Task goal |
The answer must consist of every line below containing "Statistics".

Information provided |
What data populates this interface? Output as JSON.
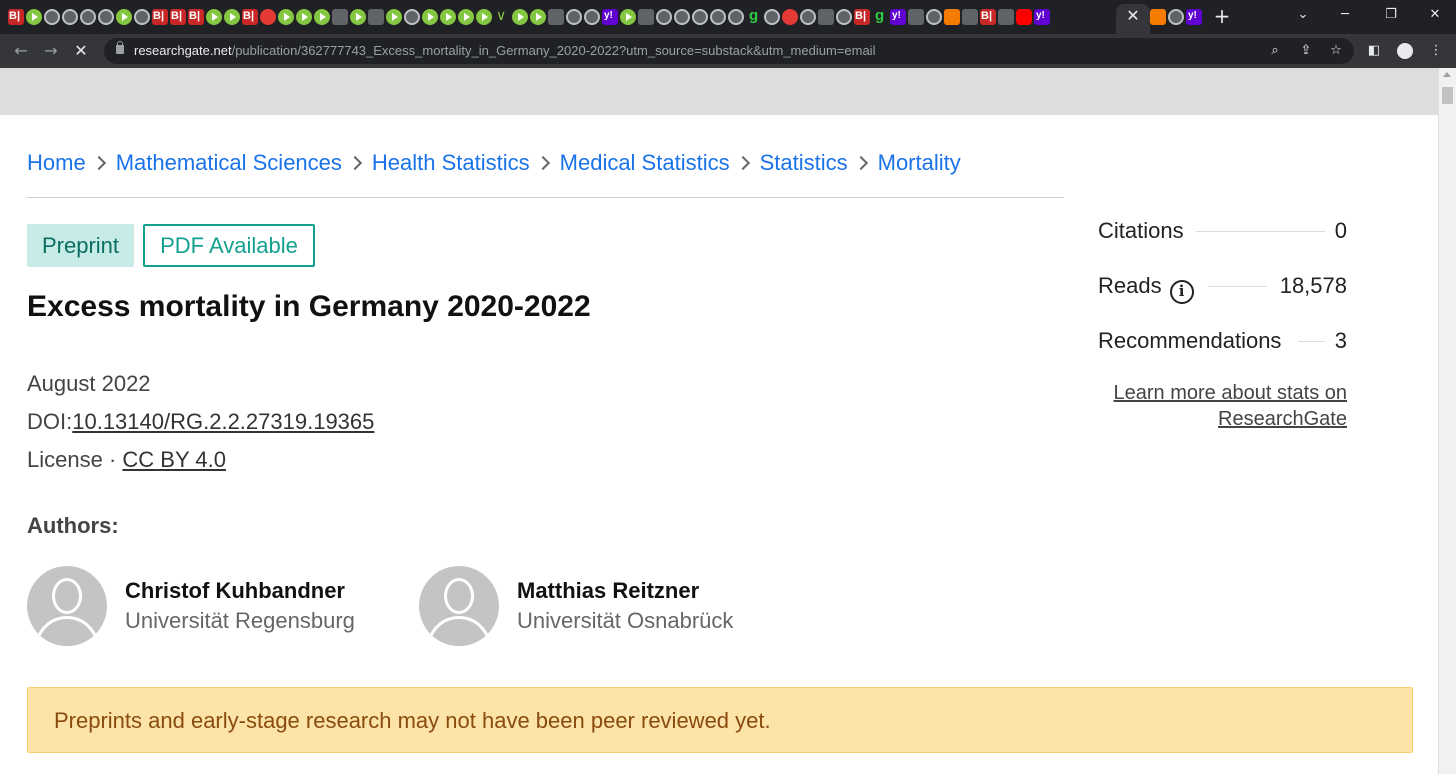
{
  "browser": {
    "url_host": "researchgate.net",
    "url_path": "/publication/362777743_Excess_mortality_in_Germany_2020-2022?utm_source=substack&utm_medium=email",
    "tab_favicons": [
      "bi",
      "rumble",
      "globe",
      "globe",
      "globe",
      "globe",
      "rumble",
      "globe",
      "bi",
      "bi",
      "bi",
      "rumble",
      "rumble",
      "bi",
      "red",
      "rumble",
      "rumble",
      "rumble",
      "grey",
      "rumble",
      "grey",
      "rumble",
      "globe",
      "rumble",
      "rumble",
      "rumble",
      "rumble",
      "v",
      "rumble",
      "rumble",
      "grey",
      "globe",
      "globe",
      "yahoo",
      "rumble",
      "grey",
      "globe",
      "globe",
      "globe",
      "globe",
      "globe",
      "g",
      "globe",
      "red",
      "globe",
      "grey",
      "globe",
      "bi",
      "g",
      "yahoo",
      "grey",
      "globe",
      "orange",
      "grey",
      "bi",
      "grey",
      "yt",
      "yahoo"
    ],
    "active_tab_favicons": [
      "orange",
      "globe",
      "yahoo"
    ]
  },
  "breadcrumb": [
    "Home",
    "Mathematical Sciences",
    "Health Statistics",
    "Medical Statistics",
    "Statistics",
    "Mortality"
  ],
  "badges": {
    "type": "Preprint",
    "pdf": "PDF Available"
  },
  "publication": {
    "title": "Excess mortality in Germany 2020-2022",
    "date": "August 2022",
    "doi_label": "DOI:",
    "doi": "10.13140/RG.2.2.27319.19365",
    "license_label": "License · ",
    "license": "CC BY 4.0"
  },
  "authors_heading": "Authors:",
  "authors": [
    {
      "name": "Christof Kuhbandner",
      "institution": "Universität Regensburg"
    },
    {
      "name": "Matthias Reitzner",
      "institution": "Universität Osnabrück"
    }
  ],
  "stats": {
    "citations_label": "Citations",
    "citations": "0",
    "reads_label": "Reads",
    "reads": "18,578",
    "recommendations_label": "Recommendations",
    "recommendations": "3",
    "learn_more": "Learn more about stats on ResearchGate"
  },
  "warning": "Preprints and early-stage research may not have been peer reviewed yet.",
  "colors": {
    "link": "#1a73e8",
    "teal": "#14a08f",
    "warning_bg": "#fce3a8",
    "warning_text": "#8a4b0e"
  }
}
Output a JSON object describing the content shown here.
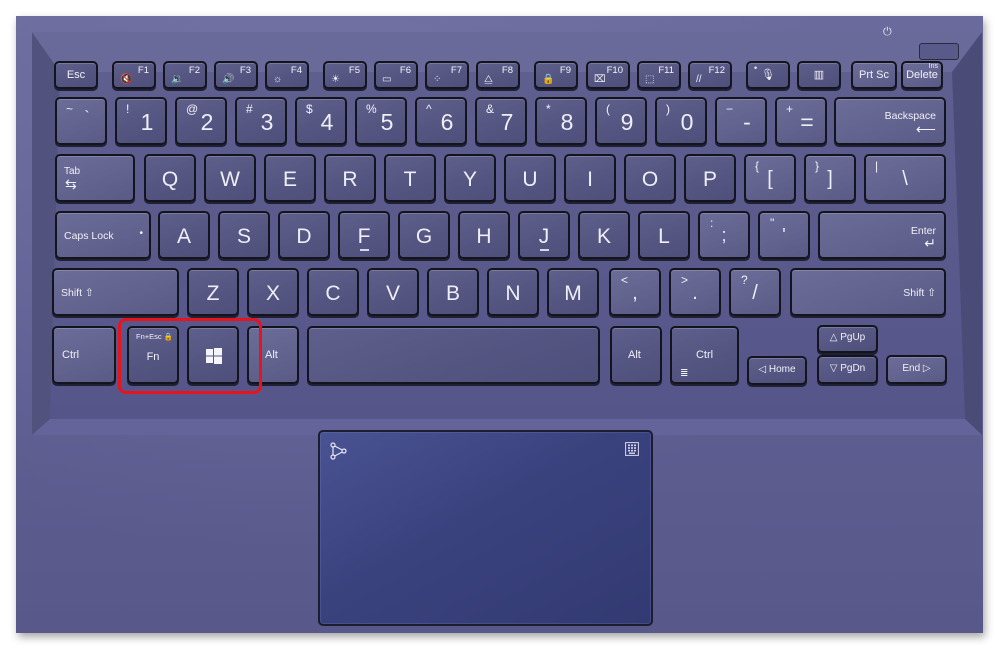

Answer to this exercise |
    "Health Statistics",
    "Medical Statistics",
    "Statistics",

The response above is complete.